HYDERABAD: Eminent author, historian, intellectual and translator Atta Mohammad Bhambhro died in his village Bachal Bhambhro, Hingorja, in Khairpur district on Wednesday after a brief illness. He was 84.
Bhambhro authored many books on Sindh’s history, civilisation and Indus script besides translating several books in different languages. He devoted his entire life to promoting Sindhi literature and even after having suffered from weak eyesight, he continued with his research work.
Among his many books are: Hur Guerrilla Tehreek, Sindh Ji Fateh, America Ja Sindhi, Bhit Jo Shah, Indus Script, Sindhu Jo Safar, Sindh Jo Mehran, Sindhu Likhat Jo Bainul Aqwami Likhatun Saan Lagapo, Sindh Main Qadeem Khandran Ji Khotai, Sindh Main Angrezan Ji Hikmat-i-Amli and Sindh Sheehn Darya.
Bhambhro was born on Feb 1, 1936 in Bachal Bhambhro village and got his primary education there. He then got associated with legal profession and worked as junior of Shaikh Ayaz — Sindh’s great poet and lawyer — in 1975. He maintained a safe distance from being conferred different awards throughout his life and even declined to be conferred with presidential award during the Pervez Musharraf regime. His argument behind the refusal was that his young son, Raja Dahar, was picked up by unidentified persons and then his body, with torture marks, was found.
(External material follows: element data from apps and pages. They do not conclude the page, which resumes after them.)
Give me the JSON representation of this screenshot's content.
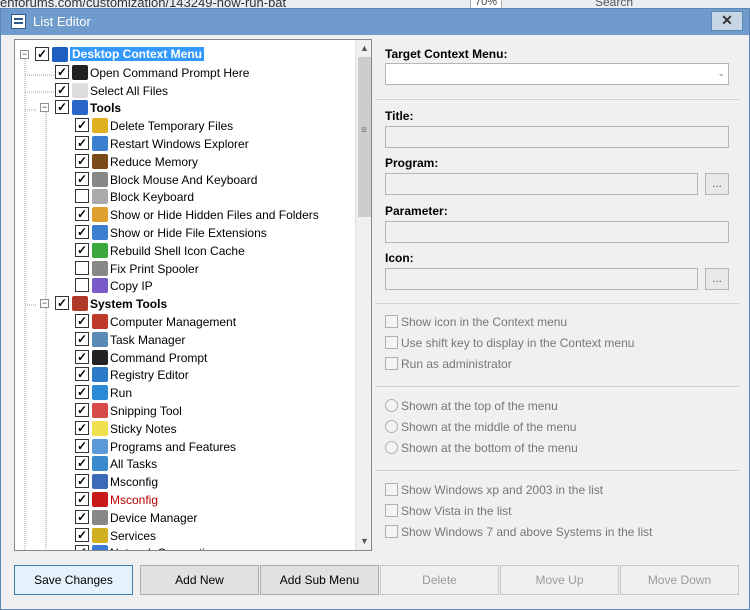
{
  "browser": {
    "url": "enforums.com/customization/143249-how-run-bat",
    "zoom": "70%",
    "search": "Search"
  },
  "window": {
    "title": "List Editor",
    "close_glyph": "✕"
  },
  "tree": [
    {
      "label": "Desktop Context Menu",
      "level": 0,
      "expander": "−",
      "checked": true,
      "icon": "desktop-icon",
      "color": "#1f5fbf",
      "style": "selected"
    },
    {
      "label": "Open Command Prompt Here",
      "level": 1,
      "checked": true,
      "icon": "cmd-icon",
      "color": "#222222"
    },
    {
      "label": "Select All Files",
      "level": 1,
      "checked": true,
      "icon": "file-icon",
      "color": "#dddddd"
    },
    {
      "label": "Tools",
      "level": 1,
      "expander": "−",
      "checked": true,
      "icon": "arrow-icon",
      "color": "#2a66c8",
      "style": "bold"
    },
    {
      "label": "Delete Temporary Files",
      "level": 2,
      "checked": true,
      "icon": "broom-icon",
      "color": "#e0b020"
    },
    {
      "label": "Restart Windows Explorer",
      "level": 2,
      "checked": true,
      "icon": "globe-icon",
      "color": "#3a7fd0"
    },
    {
      "label": "Reduce Memory",
      "level": 2,
      "checked": true,
      "icon": "memory-icon",
      "color": "#7a4a1a"
    },
    {
      "label": "Block Mouse And Keyboard",
      "level": 2,
      "checked": true,
      "icon": "keyboard-icon",
      "color": "#888888"
    },
    {
      "label": "Block Keyboard",
      "level": 2,
      "checked": false,
      "icon": "keyboard-icon",
      "color": "#aaaaaa"
    },
    {
      "label": "Show or Hide Hidden Files and Folders",
      "level": 2,
      "checked": true,
      "icon": "folder-icon",
      "color": "#e0a030"
    },
    {
      "label": "Show or Hide File Extensions",
      "level": 2,
      "checked": true,
      "icon": "extension-icon",
      "color": "#3a7fd0"
    },
    {
      "label": "Rebuild Shell Icon Cache",
      "level": 2,
      "checked": true,
      "icon": "refresh-icon",
      "color": "#3aa83a"
    },
    {
      "label": "Fix Print Spooler",
      "level": 2,
      "checked": false,
      "icon": "printer-icon",
      "color": "#888888"
    },
    {
      "label": "Copy IP",
      "level": 2,
      "checked": false,
      "icon": "network-icon",
      "color": "#7a5ac8"
    },
    {
      "label": "System Tools",
      "level": 1,
      "expander": "−",
      "checked": true,
      "icon": "hammer-icon",
      "color": "#b03a2a",
      "style": "bold"
    },
    {
      "label": "Computer Management",
      "level": 2,
      "checked": true,
      "icon": "computer-management-icon",
      "color": "#c03a2a"
    },
    {
      "label": "Task Manager",
      "level": 2,
      "checked": true,
      "icon": "task-manager-icon",
      "color": "#5a8ab8"
    },
    {
      "label": "Command Prompt",
      "level": 2,
      "checked": true,
      "icon": "cmd-icon",
      "color": "#222222"
    },
    {
      "label": "Registry Editor",
      "level": 2,
      "checked": true,
      "icon": "registry-icon",
      "color": "#2a7ac8"
    },
    {
      "label": "Run",
      "level": 2,
      "checked": true,
      "icon": "run-icon",
      "color": "#2a8ad8"
    },
    {
      "label": "Snipping Tool",
      "level": 2,
      "checked": true,
      "icon": "scissors-icon",
      "color": "#d84a4a"
    },
    {
      "label": "Sticky Notes",
      "level": 2,
      "checked": true,
      "icon": "note-icon",
      "color": "#f0e050"
    },
    {
      "label": "Programs and Features",
      "level": 2,
      "checked": true,
      "icon": "programs-icon",
      "color": "#5a9ad8"
    },
    {
      "label": "All Tasks",
      "level": 2,
      "checked": true,
      "icon": "control-panel-icon",
      "color": "#3a8ad0"
    },
    {
      "label": "Msconfig",
      "level": 2,
      "checked": true,
      "icon": "msconfig-icon",
      "color": "#3a6ab8"
    },
    {
      "label": "Msconfig",
      "level": 2,
      "checked": true,
      "icon": "x-icon",
      "color": "#c81a1a",
      "style": "red"
    },
    {
      "label": "Device Manager",
      "level": 2,
      "checked": true,
      "icon": "device-manager-icon",
      "color": "#888888"
    },
    {
      "label": "Services",
      "level": 2,
      "checked": true,
      "icon": "services-icon",
      "color": "#d0b020"
    },
    {
      "label": "Network Connections",
      "level": 2,
      "checked": true,
      "icon": "network-connections-icon",
      "color": "#3a7ad0"
    }
  ],
  "scrollbar": {
    "up": "▲",
    "down": "▼",
    "grip": "≡"
  },
  "form": {
    "target_label": "Target Context Menu:",
    "target_value": "",
    "target_arrow": "⌄",
    "title_label": "Title:",
    "program_label": "Program:",
    "parameter_label": "Parameter:",
    "icon_label": "Icon:",
    "browse_label": "...",
    "checks": [
      "Show icon in the Context menu",
      "Use shift key to display in the Context menu",
      "Run as administrator"
    ],
    "radios": [
      "Shown at the top of the menu",
      "Shown at the middle of the menu",
      "Shown at the bottom of the menu"
    ],
    "systems": [
      "Show Windows xp  and 2003 in the list",
      "Show Vista in the list",
      "Show Windows 7 and above Systems in the list"
    ]
  },
  "buttons": {
    "save": "Save Changes",
    "add_new": "Add New",
    "add_sub_menu": "Add Sub Menu",
    "delete": "Delete",
    "move_up": "Move Up",
    "move_down": "Move Down"
  }
}
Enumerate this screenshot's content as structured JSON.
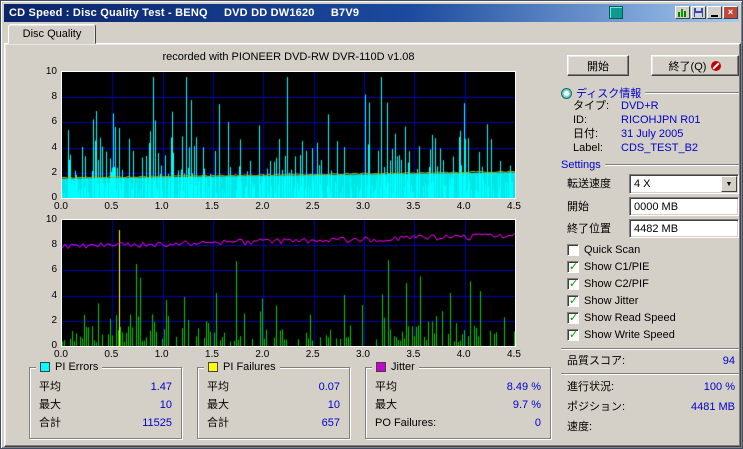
{
  "window": {
    "title": "CD Speed : Disc Quality Test - BENQ     DVD DD DW1620     B7V9"
  },
  "tab": {
    "label": "Disc Quality"
  },
  "note": "recorded with PIONEER DVD-RW  DVR-110D v1.08",
  "colors": {
    "pi_errors": "#00ffff",
    "pi_failures": "#ffff00",
    "jitter": "#cc00cc",
    "write_speed_line": "#b4b400",
    "value_text": "#0000cc",
    "chart_grid": "#0000b4",
    "titlebar": "#0a246a"
  },
  "stats": {
    "pi_errors": {
      "title": "PI Errors",
      "color": "#00ffff",
      "rows": [
        {
          "label": "平均",
          "value": "1.47"
        },
        {
          "label": "最大",
          "value": "10"
        },
        {
          "label": "合計",
          "value": "11525"
        }
      ]
    },
    "pi_failures": {
      "title": "PI Failures",
      "color": "#ffff00",
      "rows": [
        {
          "label": "平均",
          "value": "0.07"
        },
        {
          "label": "最大",
          "value": "10"
        },
        {
          "label": "合計",
          "value": "657"
        }
      ]
    },
    "jitter": {
      "title": "Jitter",
      "color": "#cc00cc",
      "rows": [
        {
          "label": "平均",
          "value": "8.49 %"
        },
        {
          "label": "最大",
          "value": "9.7 %"
        },
        {
          "label": "PO Failures:",
          "value": "0"
        }
      ]
    }
  },
  "side": {
    "start_button": "開始",
    "exit_button": "終了(Q)",
    "disc_info": {
      "title": "ディスク情報",
      "rows": [
        {
          "label": "タイプ:",
          "value": "DVD+R"
        },
        {
          "label": "ID:",
          "value": "RICOHJPN R01"
        },
        {
          "label": "日付:",
          "value": "31 July 2005"
        },
        {
          "label": "Label:",
          "value": "CDS_TEST_B2"
        }
      ]
    },
    "settings": {
      "title": "Settings",
      "speed_label": "転送速度",
      "speed_value": "4 X",
      "start_label": "開始",
      "start_value": "0000 MB",
      "end_label": "終了位置",
      "end_value": "4482 MB",
      "checkboxes": [
        {
          "label": "Quick Scan",
          "checked": false
        },
        {
          "label": "Show C1/PIE",
          "checked": true
        },
        {
          "label": "Show C2/PIF",
          "checked": true
        },
        {
          "label": "Show Jitter",
          "checked": true
        },
        {
          "label": "Show Read Speed",
          "checked": true
        },
        {
          "label": "Show Write Speed",
          "checked": true
        }
      ]
    },
    "score": {
      "label": "品質スコア:",
      "value": "94"
    },
    "progress": [
      {
        "label": "進行状況:",
        "value": "100 %"
      },
      {
        "label": "ポジション:",
        "value": "4481 MB"
      },
      {
        "label": "速度:",
        "value": ""
      }
    ]
  },
  "chart_data": [
    {
      "id": "pie_chart",
      "type": "bar",
      "title": "PI Errors (cyan spikes) with write speed line",
      "x_ticks": [
        "0.0",
        "0.5",
        "1.0",
        "1.5",
        "2.0",
        "2.5",
        "3.0",
        "3.5",
        "4.0",
        "4.5"
      ],
      "y_ticks": [
        10,
        8,
        6,
        4,
        2,
        0
      ],
      "xlim": [
        0,
        4.5
      ],
      "ylim": [
        0,
        10
      ],
      "grid_color": "#0000b4",
      "series": [
        {
          "name": "write_speed_area",
          "kind": "area",
          "color": "#00e6e6",
          "start": 1.55,
          "end": 2.05
        },
        {
          "name": "pi_errors_spikes",
          "kind": "spikes",
          "color": "#00ffff",
          "seed": 12,
          "step": 1,
          "density": 0.55,
          "min": 0.4,
          "scale": 1.9,
          "max": 9.6,
          "boost": 0.05
        },
        {
          "name": "write_speed_line",
          "kind": "line",
          "color": "#b4b400",
          "start": 1.6,
          "end": 2.1,
          "noise": 0.06,
          "seed": 5
        }
      ],
      "summary": {
        "pi_errors_avg": 1.47,
        "pi_errors_max": 10,
        "pi_errors_total": 11525
      }
    },
    {
      "id": "pif_chart",
      "type": "bar",
      "title": "PI Failures (green spikes) with jitter line (magenta)",
      "x_ticks": [
        "0.0",
        "0.5",
        "1.0",
        "1.5",
        "2.0",
        "2.5",
        "3.0",
        "3.5",
        "4.0",
        "4.5"
      ],
      "y_ticks": [
        10,
        8,
        6,
        4,
        2,
        0
      ],
      "xlim": [
        0,
        4.5
      ],
      "ylim": [
        0,
        10
      ],
      "grid_color": "#0000b4",
      "series": [
        {
          "name": "pi_failures_spikes",
          "kind": "spikes",
          "color": "#00cc00",
          "seed": 77,
          "step": 2,
          "density": 0.6,
          "min": 0.3,
          "scale": 1.3,
          "max": 6.8,
          "boost": 0.03
        },
        {
          "name": "pif_peak",
          "kind": "vline",
          "color": "#ffff00",
          "at": 0.126,
          "height": 9.2
        },
        {
          "name": "jitter_line",
          "kind": "line",
          "color": "#ff00ff",
          "start": 7.9,
          "end": 8.75,
          "noise": 0.24,
          "seed": 9
        }
      ],
      "summary": {
        "jitter_avg_pct": 8.49,
        "jitter_max_pct": 9.7,
        "pi_failures_avg": 0.07,
        "pi_failures_max": 10,
        "pi_failures_total": 657,
        "po_failures": 0
      }
    }
  ]
}
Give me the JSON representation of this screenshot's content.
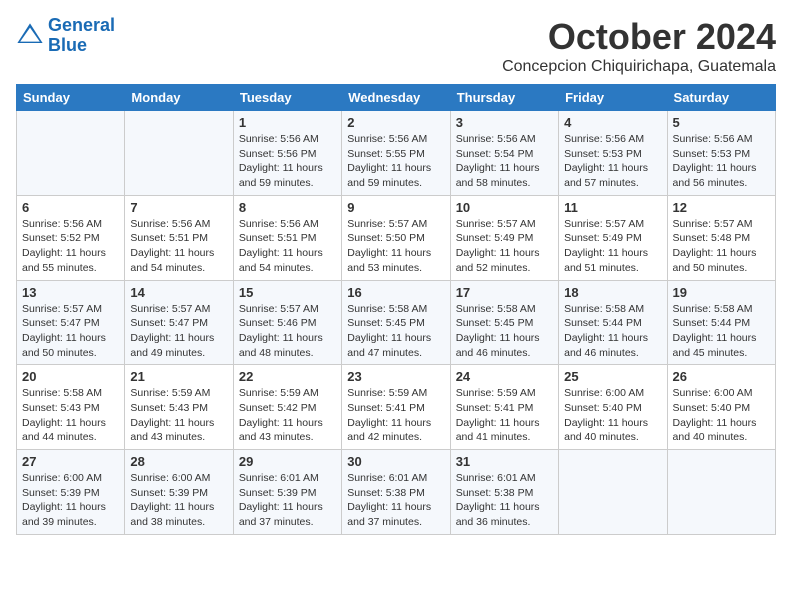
{
  "header": {
    "logo_line1": "General",
    "logo_line2": "Blue",
    "month": "October 2024",
    "location": "Concepcion Chiquirichapa, Guatemala"
  },
  "weekdays": [
    "Sunday",
    "Monday",
    "Tuesday",
    "Wednesday",
    "Thursday",
    "Friday",
    "Saturday"
  ],
  "weeks": [
    [
      {
        "day": "",
        "info": ""
      },
      {
        "day": "",
        "info": ""
      },
      {
        "day": "1",
        "info": "Sunrise: 5:56 AM\nSunset: 5:56 PM\nDaylight: 11 hours and 59 minutes."
      },
      {
        "day": "2",
        "info": "Sunrise: 5:56 AM\nSunset: 5:55 PM\nDaylight: 11 hours and 59 minutes."
      },
      {
        "day": "3",
        "info": "Sunrise: 5:56 AM\nSunset: 5:54 PM\nDaylight: 11 hours and 58 minutes."
      },
      {
        "day": "4",
        "info": "Sunrise: 5:56 AM\nSunset: 5:53 PM\nDaylight: 11 hours and 57 minutes."
      },
      {
        "day": "5",
        "info": "Sunrise: 5:56 AM\nSunset: 5:53 PM\nDaylight: 11 hours and 56 minutes."
      }
    ],
    [
      {
        "day": "6",
        "info": "Sunrise: 5:56 AM\nSunset: 5:52 PM\nDaylight: 11 hours and 55 minutes."
      },
      {
        "day": "7",
        "info": "Sunrise: 5:56 AM\nSunset: 5:51 PM\nDaylight: 11 hours and 54 minutes."
      },
      {
        "day": "8",
        "info": "Sunrise: 5:56 AM\nSunset: 5:51 PM\nDaylight: 11 hours and 54 minutes."
      },
      {
        "day": "9",
        "info": "Sunrise: 5:57 AM\nSunset: 5:50 PM\nDaylight: 11 hours and 53 minutes."
      },
      {
        "day": "10",
        "info": "Sunrise: 5:57 AM\nSunset: 5:49 PM\nDaylight: 11 hours and 52 minutes."
      },
      {
        "day": "11",
        "info": "Sunrise: 5:57 AM\nSunset: 5:49 PM\nDaylight: 11 hours and 51 minutes."
      },
      {
        "day": "12",
        "info": "Sunrise: 5:57 AM\nSunset: 5:48 PM\nDaylight: 11 hours and 50 minutes."
      }
    ],
    [
      {
        "day": "13",
        "info": "Sunrise: 5:57 AM\nSunset: 5:47 PM\nDaylight: 11 hours and 50 minutes."
      },
      {
        "day": "14",
        "info": "Sunrise: 5:57 AM\nSunset: 5:47 PM\nDaylight: 11 hours and 49 minutes."
      },
      {
        "day": "15",
        "info": "Sunrise: 5:57 AM\nSunset: 5:46 PM\nDaylight: 11 hours and 48 minutes."
      },
      {
        "day": "16",
        "info": "Sunrise: 5:58 AM\nSunset: 5:45 PM\nDaylight: 11 hours and 47 minutes."
      },
      {
        "day": "17",
        "info": "Sunrise: 5:58 AM\nSunset: 5:45 PM\nDaylight: 11 hours and 46 minutes."
      },
      {
        "day": "18",
        "info": "Sunrise: 5:58 AM\nSunset: 5:44 PM\nDaylight: 11 hours and 46 minutes."
      },
      {
        "day": "19",
        "info": "Sunrise: 5:58 AM\nSunset: 5:44 PM\nDaylight: 11 hours and 45 minutes."
      }
    ],
    [
      {
        "day": "20",
        "info": "Sunrise: 5:58 AM\nSunset: 5:43 PM\nDaylight: 11 hours and 44 minutes."
      },
      {
        "day": "21",
        "info": "Sunrise: 5:59 AM\nSunset: 5:43 PM\nDaylight: 11 hours and 43 minutes."
      },
      {
        "day": "22",
        "info": "Sunrise: 5:59 AM\nSunset: 5:42 PM\nDaylight: 11 hours and 43 minutes."
      },
      {
        "day": "23",
        "info": "Sunrise: 5:59 AM\nSunset: 5:41 PM\nDaylight: 11 hours and 42 minutes."
      },
      {
        "day": "24",
        "info": "Sunrise: 5:59 AM\nSunset: 5:41 PM\nDaylight: 11 hours and 41 minutes."
      },
      {
        "day": "25",
        "info": "Sunrise: 6:00 AM\nSunset: 5:40 PM\nDaylight: 11 hours and 40 minutes."
      },
      {
        "day": "26",
        "info": "Sunrise: 6:00 AM\nSunset: 5:40 PM\nDaylight: 11 hours and 40 minutes."
      }
    ],
    [
      {
        "day": "27",
        "info": "Sunrise: 6:00 AM\nSunset: 5:39 PM\nDaylight: 11 hours and 39 minutes."
      },
      {
        "day": "28",
        "info": "Sunrise: 6:00 AM\nSunset: 5:39 PM\nDaylight: 11 hours and 38 minutes."
      },
      {
        "day": "29",
        "info": "Sunrise: 6:01 AM\nSunset: 5:39 PM\nDaylight: 11 hours and 37 minutes."
      },
      {
        "day": "30",
        "info": "Sunrise: 6:01 AM\nSunset: 5:38 PM\nDaylight: 11 hours and 37 minutes."
      },
      {
        "day": "31",
        "info": "Sunrise: 6:01 AM\nSunset: 5:38 PM\nDaylight: 11 hours and 36 minutes."
      },
      {
        "day": "",
        "info": ""
      },
      {
        "day": "",
        "info": ""
      }
    ]
  ]
}
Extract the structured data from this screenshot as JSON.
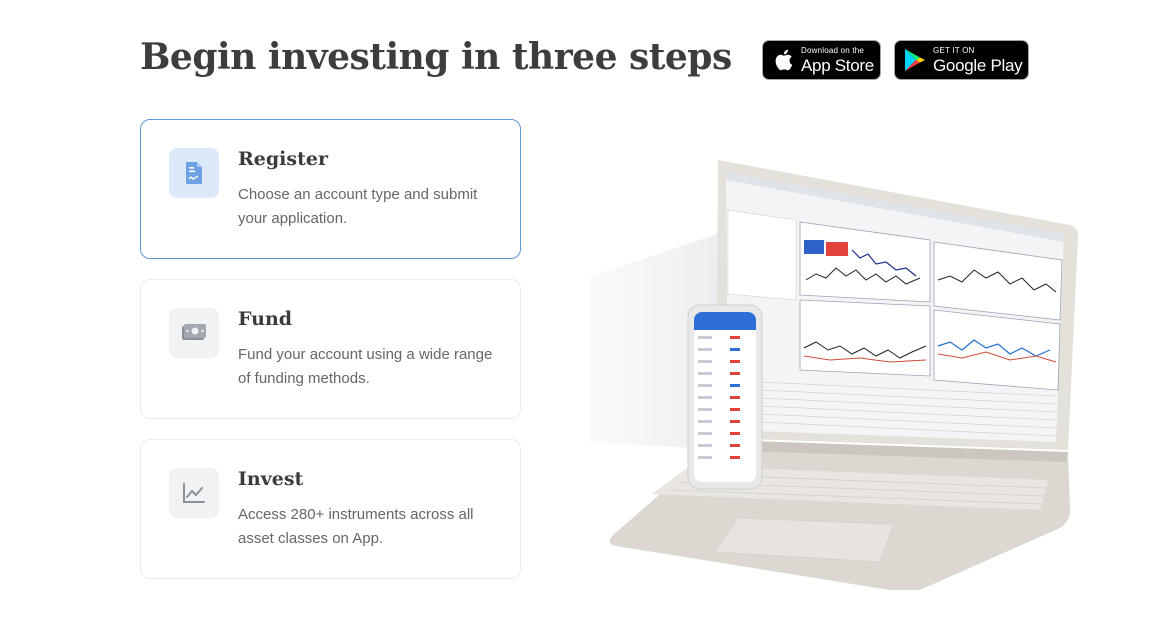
{
  "page": {
    "title": "Begin investing in three steps"
  },
  "badges": {
    "apple": {
      "small": "Download on the",
      "big": "App Store"
    },
    "google": {
      "small": "GET IT ON",
      "big": "Google Play"
    }
  },
  "steps": [
    {
      "title": "Register",
      "description": "Choose an account type and submit your application.",
      "icon": "document-icon",
      "active": true
    },
    {
      "title": "Fund",
      "description": "Fund your account using a wide range of funding methods.",
      "icon": "cash-icon",
      "active": false
    },
    {
      "title": "Invest",
      "description": "Access 280+ instruments across all asset classes on App.",
      "icon": "chart-line-icon",
      "active": false
    }
  ],
  "colors": {
    "active_border": "#5d9ad6",
    "active_icon_bg": "#dbe9fb",
    "icon_color": "#5b8fd8",
    "muted_icon": "#8a9099"
  }
}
He was, however, recipient of Sindh Taraqqi-pasand Party’s ‘Madar-i-Watan award’. Bhambhro spent most part of his life in Hyderabad city with his elder son, Abdul Haq Bhambhro, now a retired employee of culture department. He has left behind a widow, a son and three daughters. Ghulam Mustafa Bhambhro, another son of his, also died within his life.
“Atta Mohammad Bhambhro’s death has saddened everyone in Sindh,” said noted writers Ghulam Mohammad Lakho, Wali Ram Walbh, Taj Joyo, Ayaz Gul, Adal Soomro, Qurban Mangi, Akhtar Dargahi and others, who described his death as a great loss to Sindh’s literature.
In his written volition, he had wished he should be laid in his grave in a manner that his lips kissed the soil of Sindh. He had also shared his will with his friends.
In around 1968, Bhambhro had started publishing a magazine Hoshu which was banned in 1974 under the Defence of Pakistan law. His pieces were published in this and several other magazines. The printing press that used to publish the magazine was sealed and he also went underground.
Bhambhro translated Iran’s children’s literature in 1980. He also translated Russian literature into English.
He had produced poetry on Movement for the Restoration of Democracy (MRD) focusing on those who had lost their lives in the movement.
Bhambhro translated a book on Sindh’s heritage titled Sindh Ja Qadeem Asaar when he settled in Hyderabad in 1989 and then translating literature became his regular job. He had already translated around 100 books into Sindhi and many of them were published. Some are still pending publication.
Some of his translated works included Sindhu Likhat Ayein Boli, Sindh Ji Tareekh Moarukhan Ji Zubani, Sikandar Ji Kaah, Sindhu Jo Moh, Tareekh Ja Sabaq, Sindh Ja Qadeem Aasar, Thatte Ja Islami Darsgah, Thatte Ja Katib, Sindh Jean Moon Dithi, Sindhu Kinare Wisaryal Shehar, Sindh Dukhoyal Mathri and Sindh Hind Ji Qadeem Geography.
Literary figures of Sindh, nationalist activists and people from all walks of life attended Atta Mohammad Bhambhro’s funeral in a large number in Bachal Bhambhro village on Thursday, our Khairpur correspondent adds. Prominent among them were eminent writer Taj Joyo and Jeay Sindh Qaumi Mahaz (JSQM) leader Niaz Kalani.
Before his burial in the village, Sufi singers recited mystic poetry at some distance from his house to pay homage to the departed soul.
His son Abdul Haq Bhambhro briefly recalled his father’s great contributions to Sindhi literature and other fields. He said his father never used his pen and brain for money but only for humanity and his motherland. He disclosed that his father’s will was that his grave be chained with a lock as he was a “slave of his soil”.
Published in Dawn, June 5th, 2020